Harriet Andersson plays Karin, a young woman plagued by a mental illness. She’s cared for by her husband, Martin (Max von Sydow) as well as her father David (Gunnar Björnstrand) and her brother Minus (Lars Passgård). These are the only 4 characters shown in Ingmar Bergman’s Through A Glass Darkly. That happens to be the English version of the title.

The original title in Swedish is Såsom i en spegel, which means “as in a mirror”. It’s a quote from the bible in 1 Corinthians 13, “For now we see through a glass, darkly.” as rendered in the King James version. The main thing being the fact that it refers to a mirror and not a glass/lens since there were no such things back in the day. This passage basically is referring to man’s understanding of god and our limited capacity to “see”.

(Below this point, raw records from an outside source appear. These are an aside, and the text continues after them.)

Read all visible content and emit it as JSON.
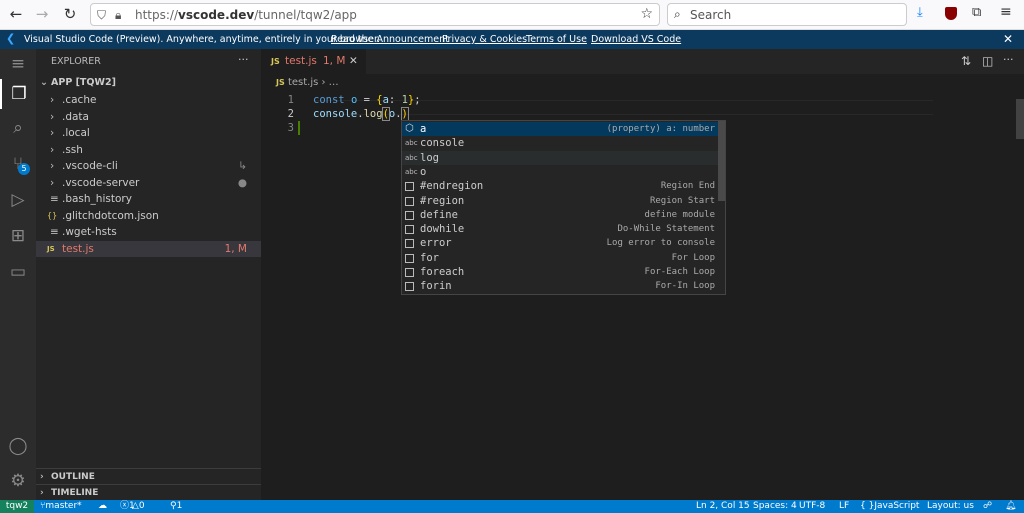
{
  "browser": {
    "url_prefix": "https://",
    "url_domain": "vscode.dev",
    "url_path": "/tunnel/tqw2/app",
    "search_placeholder": "Search"
  },
  "banner": {
    "text": "Visual Studio Code (Preview). Anywhere, anytime, entirely in your browser.",
    "links": [
      "Read the Announcement",
      "Privacy & Cookies",
      "Terms of Use",
      "Download VS Code"
    ]
  },
  "activity": {
    "scm_badge": "5"
  },
  "sidebar": {
    "title": "EXPLORER",
    "more": "···",
    "root": "APP [TQW2]",
    "items": [
      {
        "name": ".cache",
        "type": "folder",
        "decoration": ""
      },
      {
        "name": ".data",
        "type": "folder",
        "decoration": ""
      },
      {
        "name": ".local",
        "type": "folder",
        "decoration": ""
      },
      {
        "name": ".ssh",
        "type": "folder",
        "decoration": ""
      },
      {
        "name": ".vscode-cli",
        "type": "folder",
        "decoration": "↳"
      },
      {
        "name": ".vscode-server",
        "type": "folder",
        "decoration": "●"
      },
      {
        "name": ".bash_history",
        "type": "file",
        "decoration": ""
      },
      {
        "name": ".glitchdotcom.json",
        "type": "json",
        "decoration": ""
      },
      {
        "name": ".wget-hsts",
        "type": "file",
        "decoration": ""
      },
      {
        "name": "test.js",
        "type": "js",
        "decoration": "1, M"
      }
    ],
    "outline": "OUTLINE",
    "timeline": "TIMELINE"
  },
  "editor": {
    "tab": {
      "name": "test.js",
      "status": "1, M"
    },
    "breadcrumb": {
      "file": "test.js",
      "rest": "…"
    },
    "lines": [
      {
        "n": "1",
        "text": "const o = {a: 1};"
      },
      {
        "n": "2",
        "text": "console.log(o.)"
      },
      {
        "n": "3",
        "text": ""
      }
    ]
  },
  "suggest": [
    {
      "icon": "property",
      "label": "a",
      "detail": "(property) a: number"
    },
    {
      "icon": "abc",
      "label": "console",
      "detail": ""
    },
    {
      "icon": "abc",
      "label": "log",
      "detail": ""
    },
    {
      "icon": "abc",
      "label": "o",
      "detail": ""
    },
    {
      "icon": "snippet",
      "label": "#endregion",
      "detail": "Region End"
    },
    {
      "icon": "snippet",
      "label": "#region",
      "detail": "Region Start"
    },
    {
      "icon": "snippet",
      "label": "define",
      "detail": "define module"
    },
    {
      "icon": "snippet",
      "label": "dowhile",
      "detail": "Do-While Statement"
    },
    {
      "icon": "snippet",
      "label": "error",
      "detail": "Log error to console"
    },
    {
      "icon": "snippet",
      "label": "for",
      "detail": "For Loop"
    },
    {
      "icon": "snippet",
      "label": "foreach",
      "detail": "For-Each Loop"
    },
    {
      "icon": "snippet",
      "label": "forin",
      "detail": "For-In Loop"
    }
  ],
  "status": {
    "remote": "tqw2",
    "branch": "master*",
    "errors": "1",
    "warnings": "0",
    "ports": "1",
    "position": "Ln 2, Col 15",
    "spaces": "Spaces: 4",
    "encoding": "UTF-8",
    "eol": "LF",
    "language": "JavaScript",
    "layout": "Layout: us"
  },
  "colors": {
    "statusbar": "#007acc",
    "remote": "#16825d",
    "banner": "#0c3a5f",
    "selected": "#04395e"
  }
}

This harks to Bergman’s own obsession with trying to understand something that is, as the film puts it, unscrutable. His finding god as a metaphor for his own excesses, that of filmmaking. I get the feeling like I’m watching a film which is a poor reflection of Bergman himself, a loathing self-critical piece that hints at his own torment and longing. When you consider that mirrors of the olden days also sucked, and had blurry, dark reflections, it might make sense. As in viewing the mirror, you see your “true” self, ugly and detestable, unclean before god.

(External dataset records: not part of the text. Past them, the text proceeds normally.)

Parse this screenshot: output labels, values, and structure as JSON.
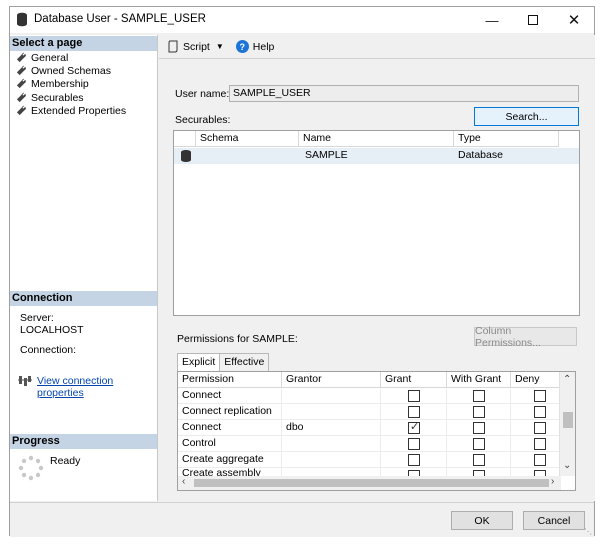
{
  "window": {
    "title": "Database User - SAMPLE_USER"
  },
  "left": {
    "select_page_header": "Select a page",
    "pages": [
      {
        "label": "General"
      },
      {
        "label": "Owned Schemas"
      },
      {
        "label": "Membership"
      },
      {
        "label": "Securables"
      },
      {
        "label": "Extended Properties"
      }
    ],
    "connection_header": "Connection",
    "server_label": "Server:",
    "server_value": "LOCALHOST",
    "connection_label": "Connection:",
    "connection_value": "",
    "view_props_link": "View connection properties",
    "progress_header": "Progress",
    "progress_status": "Ready"
  },
  "toolbar": {
    "script_label": "Script",
    "help_label": "Help"
  },
  "form": {
    "username_label": "User name:",
    "username_value": "SAMPLE_USER",
    "securables_label": "Securables:",
    "search_button": "Search..."
  },
  "securables": {
    "columns": [
      "Schema",
      "Name",
      "Type"
    ],
    "rows": [
      {
        "schema": "",
        "name": "SAMPLE",
        "type": "Database"
      }
    ]
  },
  "permissions": {
    "label": "Permissions for SAMPLE:",
    "column_permissions_button": "Column Permissions...",
    "tabs": [
      "Explicit",
      "Effective"
    ],
    "active_tab": "Explicit",
    "columns": [
      "Permission",
      "Grantor",
      "Grant",
      "With Grant",
      "Deny"
    ],
    "rows": [
      {
        "permission": "Connect",
        "grantor": "",
        "grant": false,
        "with_grant": false,
        "deny": false
      },
      {
        "permission": "Connect replication",
        "grantor": "",
        "grant": false,
        "with_grant": false,
        "deny": false
      },
      {
        "permission": "Connect",
        "grantor": "dbo",
        "grant": true,
        "with_grant": false,
        "deny": false
      },
      {
        "permission": "Control",
        "grantor": "",
        "grant": false,
        "with_grant": false,
        "deny": false
      },
      {
        "permission": "Create aggregate",
        "grantor": "",
        "grant": false,
        "with_grant": false,
        "deny": false
      },
      {
        "permission": "Create assembly",
        "grantor": "",
        "grant": false,
        "with_grant": false,
        "deny": false
      }
    ]
  },
  "footer": {
    "ok_button": "OK",
    "cancel_button": "Cancel"
  }
}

It’s an interesting film because it’s only got 4 actors, takes place within a short period of time and is filmed in a single location, on the island of Fårö. It’s a pretty damn depressing look at the disintegration that’s happening within the family. Everything starts out peachy-ish at the start, four characters going swimming and coming back to shore. Yet, it’s not quite right, they’re rather too evenly spaced, too far apart almost, distanced from each other. When they get back, it’s all smiles and cheekiness and fun but we soon learn there’s problems. Karin is ill and they’re kinda on the island to help her get away from things. Martin is sad and powerless in the knowledge that he can only stand by and do nothing. David is trying to write his book and remains detached from his family, preferring to stay away from them, if possible. Minus, is on the verge of adulthood and understanding, yearning for his father’s love and confused about himself.

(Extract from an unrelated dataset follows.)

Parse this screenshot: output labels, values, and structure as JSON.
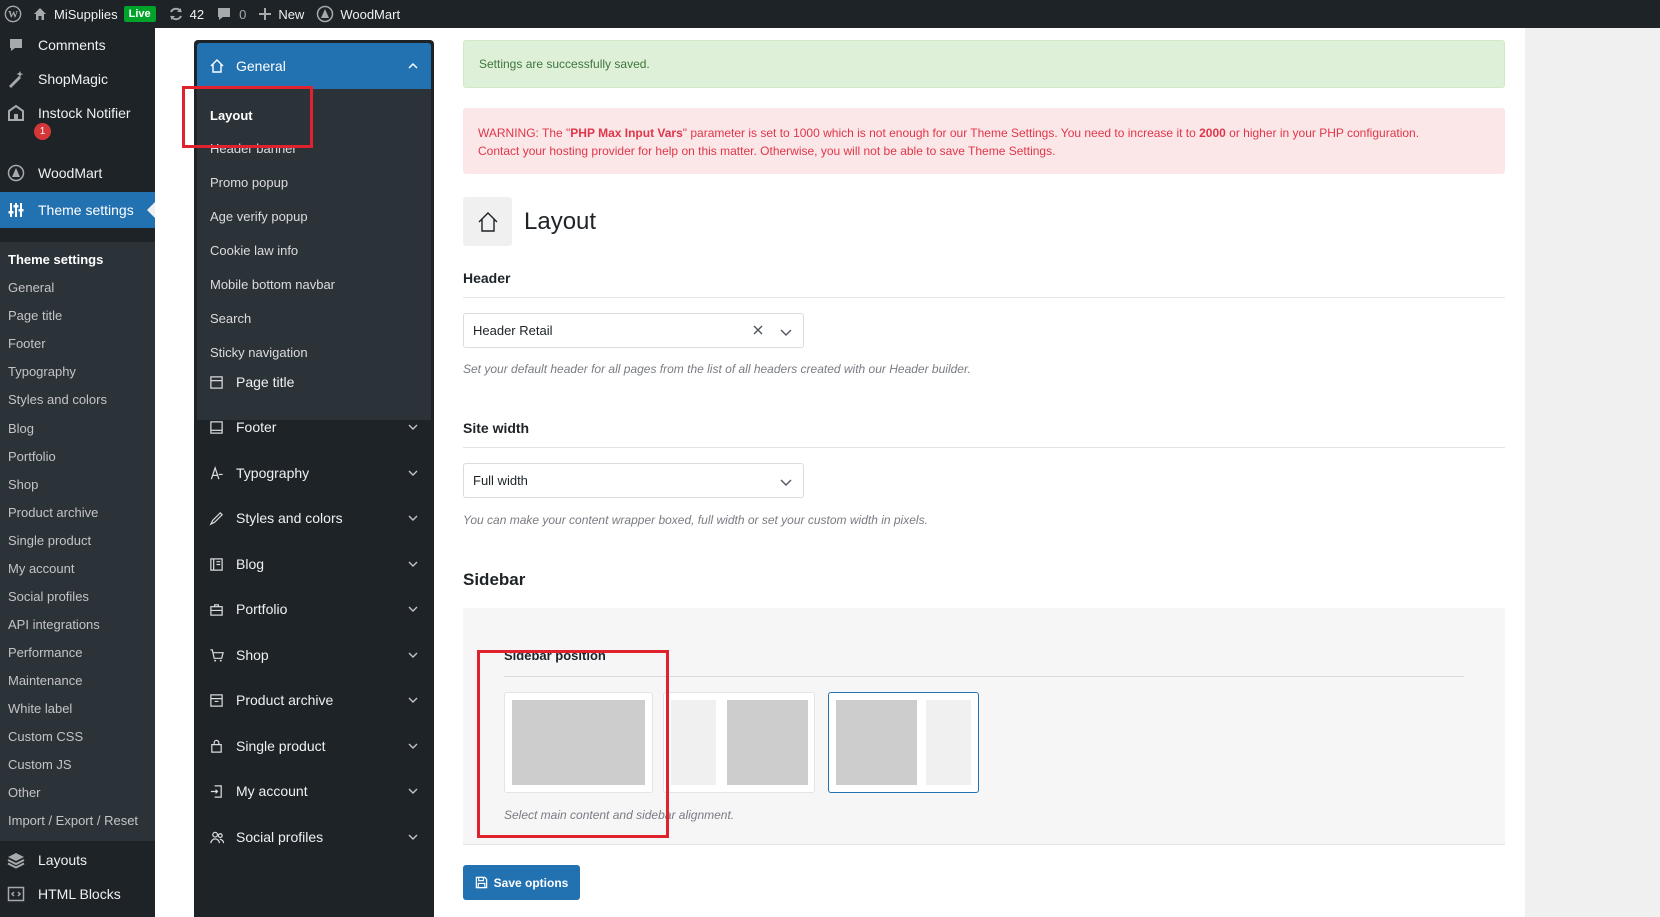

The relationship between the four is horrible. They try their best to pretend, to put on facades and civility, yet everything is falling apart. You wonder why and I suppose the film hints at the reasons but I don’t really want to say too much. I think it’s best for everyone to make their own minds up about the film. I reckon that the film isn’t really a study of god or the absence of one. Rather, I think it’s just a convenient metaphor for the real problems behind the family troubles. A lot of what is implied in the film also never happens and is entirely suggested, simply through character expression and careful direction. Or at least what I think is implied anyway. I don’t think Bergman beats around the bush too much though, to me it’s all pointedly obvious and I don’t mean that to make myself sound intelligent either.

There’s a few levels to the film to consider. I suppose I’m over-speculating about the film, putting things in there when they’re not. Perhaps its my own perversion or delusion. Yet, Through A Glass Darkly is so powerful in its minimalist use of the power of suggestion. It makes you think, about god, life, man, family, individuality… I guess I just need stuff to be logical and make sense to me.

I don’t think this is a film to be enjoyed. It’s one to marvel at with its details and framing and the filmmaking aspects of it. Yet the plot is hugely uncomfortable in the sense that it deals with a topic that is taboo, not that it’s hard to watch. Well it is hard to watch because the subject is taboo but I don’t mean the film is boring. But I don’t mean the film is enjoyable, because to be able to enjoy something, you’d have to experience positive feelings, joy. There is almost none in this film. It is perverse and very dark. There are rays of light but they’re probably just gonna reveal cobwebs. It’s bleak, so it’s unenjoyable. Yet, it’s appreciable and highly watchable. I’m so roundabout. It’s so hard to describe the film properly without giving away my poor, limited and grotesque interpretation of it. Suffice to say, I think it’s a film worth watching.

Clubmasters for life yo.

Woman is sin.